§ What is expected
Every single entry that follows must be copied exactly.

---- The data

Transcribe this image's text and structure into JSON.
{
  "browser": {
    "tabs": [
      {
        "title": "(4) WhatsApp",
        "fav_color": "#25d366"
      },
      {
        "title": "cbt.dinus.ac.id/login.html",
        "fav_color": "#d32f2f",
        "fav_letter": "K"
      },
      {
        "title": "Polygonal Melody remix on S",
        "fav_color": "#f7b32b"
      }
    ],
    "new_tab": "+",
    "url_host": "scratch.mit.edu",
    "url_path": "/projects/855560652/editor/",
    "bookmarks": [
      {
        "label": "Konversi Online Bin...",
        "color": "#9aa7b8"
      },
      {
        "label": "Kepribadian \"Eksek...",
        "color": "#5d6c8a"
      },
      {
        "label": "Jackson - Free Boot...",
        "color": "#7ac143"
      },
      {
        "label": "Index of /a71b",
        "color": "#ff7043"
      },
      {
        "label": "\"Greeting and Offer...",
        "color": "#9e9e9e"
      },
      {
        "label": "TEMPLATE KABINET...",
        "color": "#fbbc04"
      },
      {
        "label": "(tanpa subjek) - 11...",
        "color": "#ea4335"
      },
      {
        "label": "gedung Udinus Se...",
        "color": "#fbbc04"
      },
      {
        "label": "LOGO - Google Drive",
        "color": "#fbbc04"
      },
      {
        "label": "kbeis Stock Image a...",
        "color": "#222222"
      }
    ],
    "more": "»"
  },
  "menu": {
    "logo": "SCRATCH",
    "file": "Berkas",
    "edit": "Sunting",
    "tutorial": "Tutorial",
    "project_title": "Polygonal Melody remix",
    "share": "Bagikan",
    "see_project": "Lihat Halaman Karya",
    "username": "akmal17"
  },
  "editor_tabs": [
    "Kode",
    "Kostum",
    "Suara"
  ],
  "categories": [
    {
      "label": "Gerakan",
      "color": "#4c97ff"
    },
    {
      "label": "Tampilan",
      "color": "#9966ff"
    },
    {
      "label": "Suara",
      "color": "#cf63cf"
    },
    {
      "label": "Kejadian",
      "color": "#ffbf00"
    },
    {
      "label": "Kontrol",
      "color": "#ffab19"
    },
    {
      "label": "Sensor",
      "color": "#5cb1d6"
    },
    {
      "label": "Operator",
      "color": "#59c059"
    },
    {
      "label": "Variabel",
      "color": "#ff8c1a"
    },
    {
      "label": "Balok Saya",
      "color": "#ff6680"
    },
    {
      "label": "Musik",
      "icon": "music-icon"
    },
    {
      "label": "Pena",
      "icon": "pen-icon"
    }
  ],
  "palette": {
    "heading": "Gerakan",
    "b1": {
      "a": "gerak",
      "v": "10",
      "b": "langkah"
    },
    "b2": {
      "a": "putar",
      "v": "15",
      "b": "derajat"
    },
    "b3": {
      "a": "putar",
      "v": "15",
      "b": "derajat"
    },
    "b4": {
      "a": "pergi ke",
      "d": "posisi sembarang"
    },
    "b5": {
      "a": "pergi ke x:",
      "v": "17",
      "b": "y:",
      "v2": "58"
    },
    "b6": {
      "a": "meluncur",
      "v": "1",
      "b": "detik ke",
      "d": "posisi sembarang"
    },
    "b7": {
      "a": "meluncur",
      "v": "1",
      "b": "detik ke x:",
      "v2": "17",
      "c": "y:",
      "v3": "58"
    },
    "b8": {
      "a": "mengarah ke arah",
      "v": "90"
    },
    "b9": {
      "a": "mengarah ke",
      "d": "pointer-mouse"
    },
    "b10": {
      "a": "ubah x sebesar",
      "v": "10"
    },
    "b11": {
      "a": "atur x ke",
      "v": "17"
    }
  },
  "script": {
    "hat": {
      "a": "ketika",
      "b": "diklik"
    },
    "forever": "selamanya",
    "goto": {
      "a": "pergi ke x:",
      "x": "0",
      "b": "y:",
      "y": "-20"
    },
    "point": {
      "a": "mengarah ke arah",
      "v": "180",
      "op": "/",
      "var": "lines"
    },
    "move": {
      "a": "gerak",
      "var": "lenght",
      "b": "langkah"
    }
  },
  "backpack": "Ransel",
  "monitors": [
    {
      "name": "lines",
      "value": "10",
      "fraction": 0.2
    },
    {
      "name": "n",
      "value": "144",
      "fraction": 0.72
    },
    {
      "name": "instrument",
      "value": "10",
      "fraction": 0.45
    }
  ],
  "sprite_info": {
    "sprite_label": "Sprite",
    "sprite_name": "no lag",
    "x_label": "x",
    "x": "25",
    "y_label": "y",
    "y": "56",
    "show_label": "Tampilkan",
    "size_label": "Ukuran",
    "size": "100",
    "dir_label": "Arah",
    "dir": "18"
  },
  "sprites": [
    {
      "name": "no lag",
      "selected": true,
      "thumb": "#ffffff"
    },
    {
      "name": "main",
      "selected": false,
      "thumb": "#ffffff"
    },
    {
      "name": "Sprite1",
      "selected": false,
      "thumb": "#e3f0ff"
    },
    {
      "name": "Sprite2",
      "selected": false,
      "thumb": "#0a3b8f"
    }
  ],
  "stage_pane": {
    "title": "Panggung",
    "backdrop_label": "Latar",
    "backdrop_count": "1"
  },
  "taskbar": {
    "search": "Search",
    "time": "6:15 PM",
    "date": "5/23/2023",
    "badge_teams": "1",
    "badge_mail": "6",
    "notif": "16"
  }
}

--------

§ Expected answer
Transcribe this image's text and structure into JSON.
{
  "browser": {
    "tabs": [
      {
        "title": "(4) WhatsApp",
        "fav_color": "#25d366"
      },
      {
        "title": "cbt.dinus.ac.id/login.html",
        "fav_color": "#d32f2f",
        "fav_letter": "K"
      },
      {
        "title": "Polygonal Melody remix on S",
        "fav_color": "#f7b32b"
      }
    ],
    "new_tab": "+",
    "url_host": "scratch.mit.edu",
    "url_path": "/projects/855560652/editor/",
    "bookmarks": [
      {
        "label": "Konversi Online Bin...",
        "color": "#9aa7b8"
      },
      {
        "label": "Kepribadian \"Eksek...",
        "color": "#5d6c8a"
      },
      {
        "label": "Jackson - Free Boot...",
        "color": "#7ac143"
      },
      {
        "label": "Index of /a71b",
        "color": "#ff7043"
      },
      {
        "label": "\"Greeting and Offer...",
        "color": "#9e9e9e"
      },
      {
        "label": "TEMPLATE KABINET...",
        "color": "#fbbc04"
      },
      {
        "label": "(tanpa subjek) - 11...",
        "color": "#ea4335"
      },
      {
        "label": "gedung Udinus Se...",
        "color": "#fbbc04"
      },
      {
        "label": "LOGO - Google Drive",
        "color": "#fbbc04"
      },
      {
        "label": "kbeis Stock Image a...",
        "color": "#222222"
      }
    ],
    "more": "»"
  },
  "menu": {
    "logo": "SCRATCH",
    "file": "Berkas",
    "edit": "Sunting",
    "tutorial": "Tutorial",
    "project_title": "Polygonal Melody remix",
    "share": "Bagikan",
    "see_project": "Lihat Halaman Karya",
    "username": "akmal17"
  },
  "editor_tabs": [
    "Kode",
    "Kostum",
    "Suara"
  ],
  "categories": [
    {
      "label": "Gerakan",
      "color": "#4c97ff"
    },
    {
      "label": "Tampilan",
      "color": "#9966ff"
    },
    {
      "label": "Suara",
      "color": "#cf63cf"
    },
    {
      "label": "Kejadian",
      "color": "#ffbf00"
    },
    {
      "label": "Kontrol",
      "color": "#ffab19"
    },
    {
      "label": "Sensor",
      "color": "#5cb1d6"
    },
    {
      "label": "Operator",
      "color": "#59c059"
    },
    {
      "label": "Variabel",
      "color": "#ff8c1a"
    },
    {
      "label": "Balok Saya",
      "color": "#ff6680"
    },
    {
      "label": "Musik",
      "icon": "music-icon"
    },
    {
      "label": "Pena",
      "icon": "pen-icon"
    }
  ],
  "palette": {
    "heading": "Gerakan",
    "b1": {
      "a": "gerak",
      "v": "10",
      "b": "langkah"
    },
    "b2": {
      "a": "putar",
      "v": "15",
      "b": "derajat"
    },
    "b3": {
      "a": "putar",
      "v": "15",
      "b": "derajat"
    },
    "b4": {
      "a": "pergi ke",
      "d": "posisi sembarang"
    },
    "b5": {
      "a": "pergi ke x:",
      "v": "17",
      "b": "y:",
      "v2": "58"
    },
    "b6": {
      "a": "meluncur",
      "v": "1",
      "b": "detik ke",
      "d": "posisi sembarang"
    },
    "b7": {
      "a": "meluncur",
      "v": "1",
      "b": "detik ke x:",
      "v2": "17",
      "c": "y:",
      "v3": "58"
    },
    "b8": {
      "a": "mengarah ke arah",
      "v": "90"
    },
    "b9": {
      "a": "mengarah ke",
      "d": "pointer-mouse"
    },
    "b10": {
      "a": "ubah x sebesar",
      "v": "10"
    },
    "b11": {
      "a": "atur x ke",
      "v": "17"
    }
  },
  "script": {
    "hat": {
      "a": "ketika",
      "b": "diklik"
    },
    "forever": "selamanya",
    "goto": {
      "a": "pergi ke x:",
      "x": "0",
      "b": "y:",
      "y": "-20"
    },
    "point": {
      "a": "mengarah ke arah",
      "v": "180",
      "op": "/",
      "var": "lines"
    },
    "move": {
      "a": "gerak",
      "var": "lenght",
      "b": "langkah"
    }
  },
  "backpack": "Ransel",
  "monitors": [
    {
      "name": "lines",
      "value": "10",
      "fraction": 0.2
    },
    {
      "name": "n",
      "value": "144",
      "fraction": 0.72
    },
    {
      "name": "instrument",
      "value": "10",
      "fraction": 0.45
    }
  ],
  "sprite_info": {
    "sprite_label": "Sprite",
    "sprite_name": "no lag",
    "x_label": "x",
    "x": "25",
    "y_label": "y",
    "y": "56",
    "show_label": "Tampilkan",
    "size_label": "Ukuran",
    "size": "100",
    "dir_label": "Arah",
    "dir": "18"
  },
  "sprites": [
    {
      "name": "no lag",
      "selected": true,
      "thumb": "#ffffff"
    },
    {
      "name": "main",
      "selected": false,
      "thumb": "#ffffff"
    },
    {
      "name": "Sprite1",
      "selected": false,
      "thumb": "#e3f0ff"
    },
    {
      "name": "Sprite2",
      "selected": false,
      "thumb": "#0a3b8f"
    }
  ],
  "stage_pane": {
    "title": "Panggung",
    "backdrop_label": "Latar",
    "backdrop_count": "1"
  },
  "taskbar": {
    "search": "Search",
    "time": "6:15 PM",
    "date": "5/23/2023",
    "badge_teams": "1",
    "badge_mail": "6",
    "notif": "16"
  }
}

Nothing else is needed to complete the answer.